'The Ten' fails miserably in lampooning 10 Commandments

The Ten


If you think religion or faith can't provide the basis for a good comedy, think again. Remember Monty Python's "Life of Brian?" Maybe you saw "Commandments," the excellent 1997 black comedy starring Courteney Cox, Aidan Quinn and Anthony LaPaglia.

"The Ten" is the twisted, very tasteless, dead-ugly stepsister of "Commandments." It is comprised of 10 short vignettes, each of which is loosely based on one of the Ten Commandments. "Loosely" is the operative word here. If it weren't for the clunky introduction to each segment by narrator Jeff (Paul Rudd), we'd have nary a clue of exactly which commandment was being broken.

Jeff is a man who is suffering through his own moral quandary. Should he stay with his shrewish, overbearing wife Gretchen (Famke Janssen) or leave her for his vacuous, smothering girlfriend Liz (Jessica Alba)?

In between that pitiful story are ultra-lame skits that would have a hard time making the final cut on "Saturday Night Live" these days. The "thou shalt not covet thy neighbor's wife" bit takes place in a men's prison. "Thou shalt not commit adultery" involves a wanton Winona Ryder having adult relations with a wooden ventriloquist's dummy.

Satire regularly pushes the good-taste envelope, but only successful satire knows when to tighten the reigns - like "SNL" did in the '70s. Satire also requires a recognizable connection to the subject it is lampooning. There isn't one word of dialogue or a set-up in "The Ten" that gets close to either of those bedrock requirements. You won't find a single second of genuine humor in the entirety of this film.

Is a spinster librarian (Gretchen Mol) losing her virginity to Jesus Christ (Justin Theroux) while on vacation in Mexico funny? If handled in the right way ... maybe. Naked heterosexual men getting together every Sunday, listening to EZ jazz while avoiding the Sabbath? Not even. And that's the rub. At least nine of the 10 skits are so far removed from any degree of measurable believability - or relatable humor - their points get buried beneath a dung heap of pompous, faux intellectualism.
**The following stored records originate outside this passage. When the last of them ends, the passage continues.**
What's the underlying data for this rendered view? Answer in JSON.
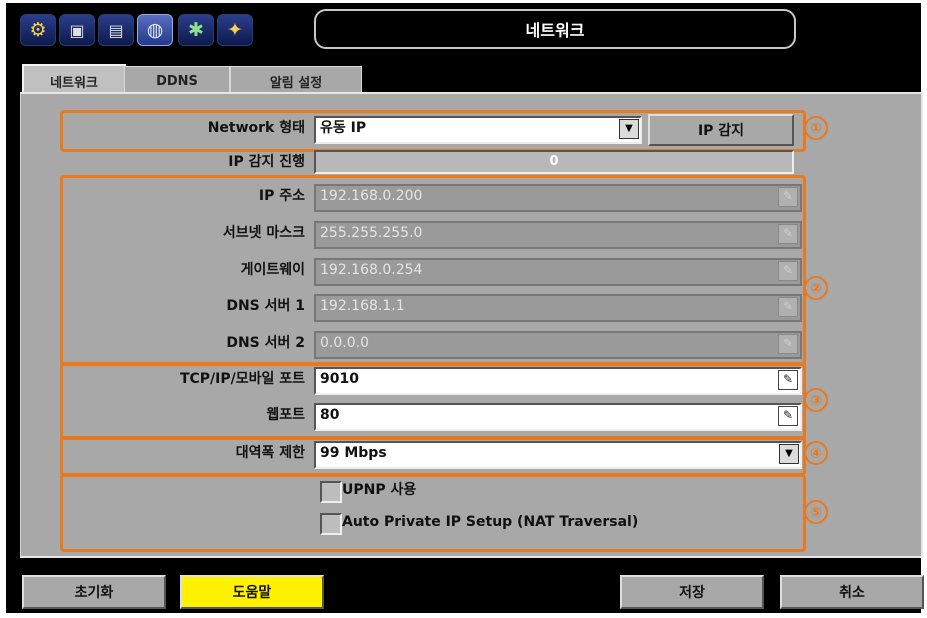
{
  "window": {
    "title": "네트워크"
  },
  "top_icons": [
    {
      "name": "gear-icon",
      "glyph": "⚙"
    },
    {
      "name": "camera-icon",
      "glyph": "📷"
    },
    {
      "name": "storage-icon",
      "glyph": "💾"
    },
    {
      "name": "network-globe-icon",
      "glyph": "🌐"
    },
    {
      "name": "event-icon",
      "glyph": "🔔"
    },
    {
      "name": "tools-icon",
      "glyph": "🔧"
    }
  ],
  "tabs": [
    "네트워크",
    "DDNS",
    "알림 설정"
  ],
  "form": {
    "network_type_label": "Network 형태",
    "network_type_value": "유동 IP",
    "ip_detect_button": "IP 감지",
    "ip_progress_label": "IP 감지 진행",
    "ip_progress_value": "0",
    "ip_label": "IP 주소",
    "ip_value": "192.168.0.200",
    "subnet_label": "서브넷 마스크",
    "subnet_value": "255.255.255.0",
    "gateway_label": "게이트웨이",
    "gateway_value": "192.168.0.254",
    "dns1_label": "DNS 서버 1",
    "dns1_value": "192.168.1.1",
    "dns2_label": "DNS 서버 2",
    "dns2_value": "0.0.0.0",
    "tcp_port_label": "TCP/IP/모바일 포트",
    "tcp_port_value": "9010",
    "web_port_label": "웹포트",
    "web_port_value": "80",
    "bandwidth_label": "대역폭 제한",
    "bandwidth_value": "99 Mbps",
    "upnp_label": "UPNP 사용",
    "upnp_checked": false,
    "auto_private_ip_label": "Auto Private IP Setup (NAT Traversal)",
    "auto_private_ip_checked": false
  },
  "group_markers": [
    "①",
    "②",
    "③",
    "④",
    "⑤"
  ],
  "buttons": {
    "reset": "초기화",
    "help": "도움말",
    "save": "저장",
    "cancel": "취소"
  },
  "colors": {
    "accent_orange": "#e8791c",
    "panel_gray": "#a8a8a8",
    "help_yellow": "#fff200"
  }
}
"The Ten" was co-written by Ken Marino (also appearing in both the "murder" and "covet" segments) and director David Wain, who previously worked together on the cult series "The State" and the feature film "Wet Hot American Summer." While neither venture was very memorable, both showed marginal comic promise.

Here, the filmmakers' biggest coup was in landing the services of so many high-profile, largely talented performers. Most of the actors bring with them marked levels of respectability. None of their careers were in such a state of backslide or disrepair to force them to show up in something this base and pointless (well, maybe Ryder).

Along with the filmmakers, every performer involved deserves equal blame for this horrific atrocity. (Thinkfilm)

Opens exclusively at Landmark Midtown Art Cinema, 931 Monroe Drive, Atlanta. Call 678-495-1424 or visit www.landmarktheatres.com.